To be sure, there is a venerable tradition of mid- to late 20th-century Arabic writing that was influenced by a wide range of philosophical and political trends, from Marxist thought and Sartrean existentialism to modernism, socialist realism, and postmodern experimentalism. But even if Arabic prose has “always been political,” the nature of the political changes over time. For Jaber, Beirut is governed by political events that are utterly beyond the control of its inhabitants. To the extent that Mehlis can be classified as political fiction, it also gestures toward the apolitical, the anti-political, even the post-political. In a world bereft of foundational truth and ideological certitude, fictional realities become unmoored, political principles untethered from moral truths. It is unclear whether critics ought to speak of a “post-political” moment in modern Arabic literature, one in which “politics, for some foreseeable time, is no longer a domain where acts are possible.” On the other hand, as Leslie Fiedler had already remarked more than half a century ago, “the embarrassing fact [is] that our world is more like the neurotic fantasies of writers of horror-fiction than the polite or sentimental constructions of the realists.” Whatever the case, literary critics can do more to find new ways of explaining the nature and transformation of the political in modern and contemporary Arabic writing.

Amid the exuberance and catastrophism of the media’s bipolar coverage of the Arab uprisings, it might seem absurd even to consider that contemporary Arabic literature should be read as anything other than social text. Pundits and critics wait with bated breath for the first novel of the Syria conflict or Tahrir Square to be published (and, of course, translated). Whether Arabic literary creation helps inspire concrete political action or reinforces the cynical conclusion that nothing is to be done remains an open question.

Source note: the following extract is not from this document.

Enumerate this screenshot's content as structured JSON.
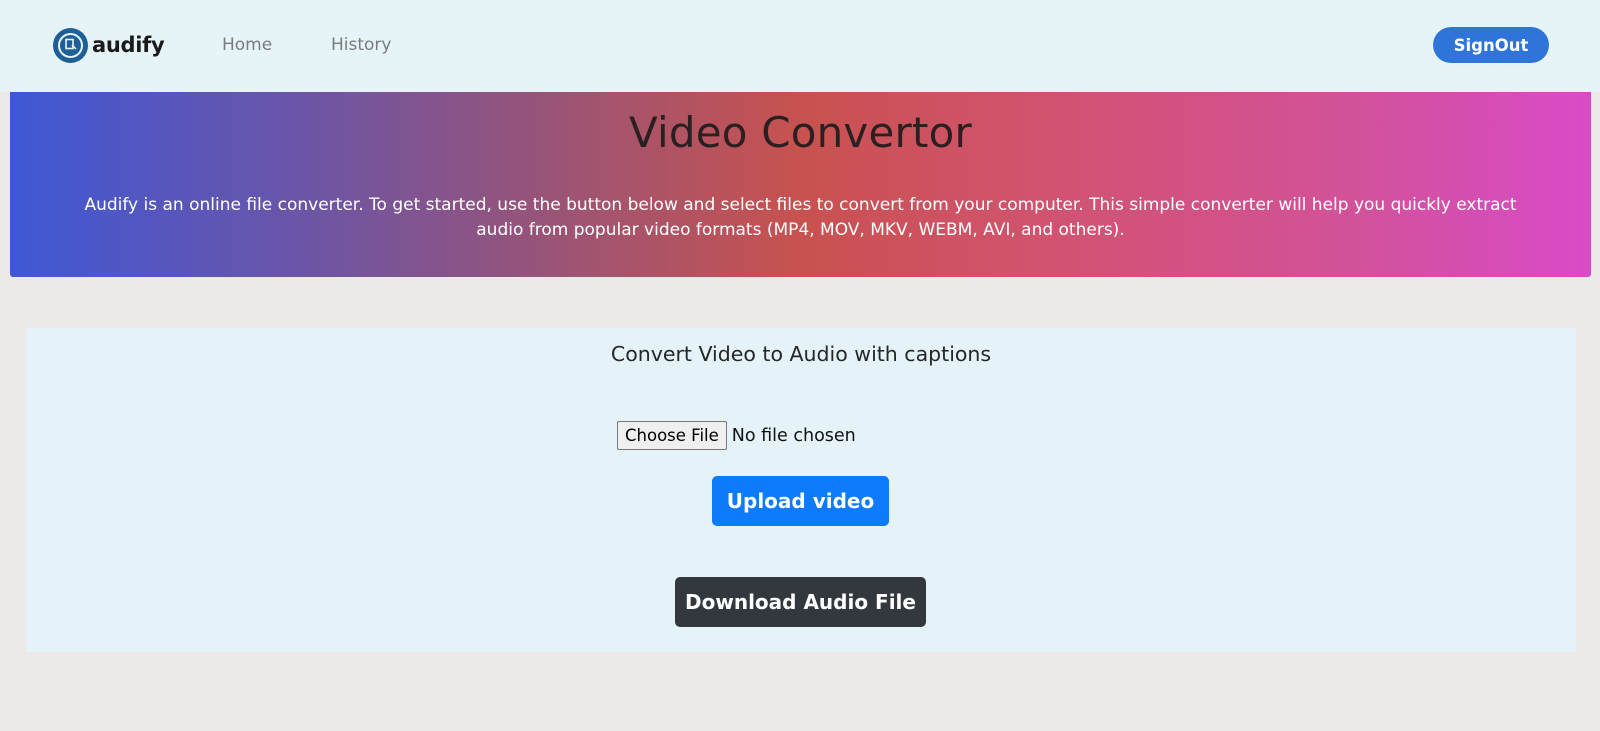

Be that as it may, the publication of an important Lebanese author like Rabee Jaber by a high-profile literary press such as New Directions might not only represent the incorporation of Arabic literature into the contested space of “world literature” but, more importantly, an opportunity for a much larger corpus of Arabic writing to be taken seriously by mainstream English-language publishers. One hopes that the ecology of Arabic literature in translation will continue to flourish and diversify, until there is space on the A-list of international publishing for works that are political but also those that are not, for works that chronicle modern and contemporary destruction as well as those that want nothing to do with it.